While Onefour may seem down on their luck now, this conflict has only galvanised the Australian hip-hop community. It has also had positive effects in wider creative circles. Simandjuntak highlights the immediate impact of Onefour’s story, inspiring not just other hip-hop acts, but musicians, photographers, videographers, and fashion designers from Western Sydney.
The fact that Onefour did it on their own without any major label support or backing other than themselves, the fact that they were able to do it off the back of their creativity, it had a massive impact on kids in Mt Druitt.
For a nation still struggling with its multicultural identity, championing artists like Onefour is crucial. The group doesn’t plan to stop. Despite the setbacks that the end of 2019 saw, they are continuing to write new raps, and are prepping an EP release, as well as having their sights on international scenes. Simandjuntak remarked: ‘”In The Beginning” was a title meant to end the first chapter of Onefour. What you’ve heard the last year was just the preface. Now we’re getting into the actual story right now.’
As Spenny raps on their most popular track “The Message”, even when faced with jail time and being ignored by everyone, he’ll still be out there writing his reality rap for anyone who will listen, even if he has to do it on a broken phone.
- It’s perhaps also worth mentioning another controversial rap crew constantly faced with an antagonistic media – Long Island, NY’s finest, Wu Tang Clan. On their 2017 single, “People Say”, they reference the media’s obsession with portraying them as gangsters or killers.
I’m not a shooter but I know shooters
And if them shooters don’t shoot up, I’ll go suit up
Redman and the W, it’s televised
We ain’t them niggas, media telling hella lies (Fuck you!)

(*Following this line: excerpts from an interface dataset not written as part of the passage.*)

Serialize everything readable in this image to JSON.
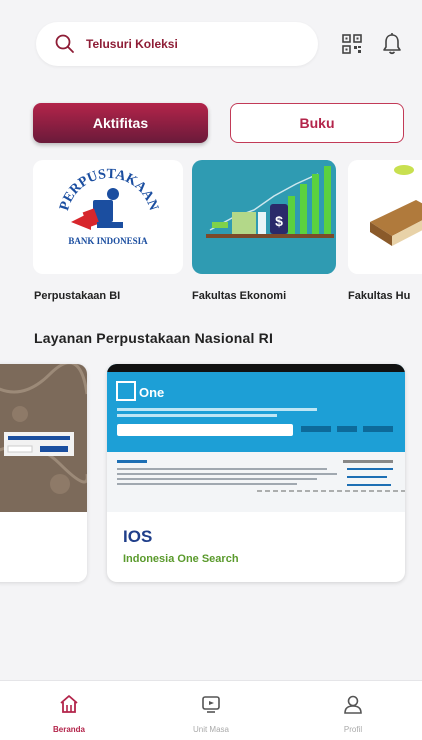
{
  "search": {
    "label": "Telusuri Koleksi",
    "icon": "search-icon"
  },
  "header_icons": {
    "qr": "qr-code-icon",
    "bell": "bell-icon"
  },
  "tabs": [
    {
      "label": "Aktifitas",
      "active": true
    },
    {
      "label": "Buku",
      "active": false
    }
  ],
  "collections": [
    {
      "label": "Perpustakaan BI",
      "logo_top_text": "PERPUSTAKAAN",
      "logo_bottom_text": "BANK INDONESIA"
    },
    {
      "label": "Fakultas Ekonomi"
    },
    {
      "label": "Fakultas Hu"
    }
  ],
  "section": {
    "title": "Layanan Perpustakaan Nasional RI"
  },
  "services": [
    {
      "title": "IOS",
      "subtitle": "Indonesia One Search"
    }
  ],
  "bottom_nav": [
    {
      "label": "Beranda",
      "icon": "home-icon",
      "active": true
    },
    {
      "label": "Unit Masa",
      "icon": "tv-icon",
      "active": false
    },
    {
      "label": "Profil",
      "icon": "user-icon",
      "active": false
    }
  ],
  "colors": {
    "brand": "#b3244a",
    "brand_dark": "#6a1a3a",
    "ios_blue": "#1f3e8a",
    "ios_green": "#5a9a2c",
    "ekonomi_teal": "#2f9bb2"
  }
}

- Three (other) times Quentin Tarantino found himself in the middle of controversy (2013) “Kids go to a movie theatre! They can tell the difference”
- Once Upon a Time in Hollywood Isn’t an Excuse for Violence. It’s About It. (Aug 2019)
- Tyler, The Creator: The Evolution (June, 2019)
- The FBI as Music Critic (Oct 4, 1989)
- Compton Rappers Versus the Letter of the Law : FBI Claims Song by N.W.A. Advocates Violence on Police (Oct 5, 1989)
- Police to Treat Gangs like Terror Suspects (May, 30 2018)
- Mark of tha gangsta (Aug 16, 2008)
- How NSW Police stopped OneFour with anti-outlaw tactics (Dec 13, 2019)
- Jay Kuten: Importing police brutality will make NZ’s social problems worse (Dec 6, 2019)
- “Discipline and punish? Youth gangs’ response to “zero-tolerance” policies in Honduras.” (Sep, 2010). An academic study into the hardline approach to crime and its lack of efficacy in the world’s most dangerous gangland, Honduras.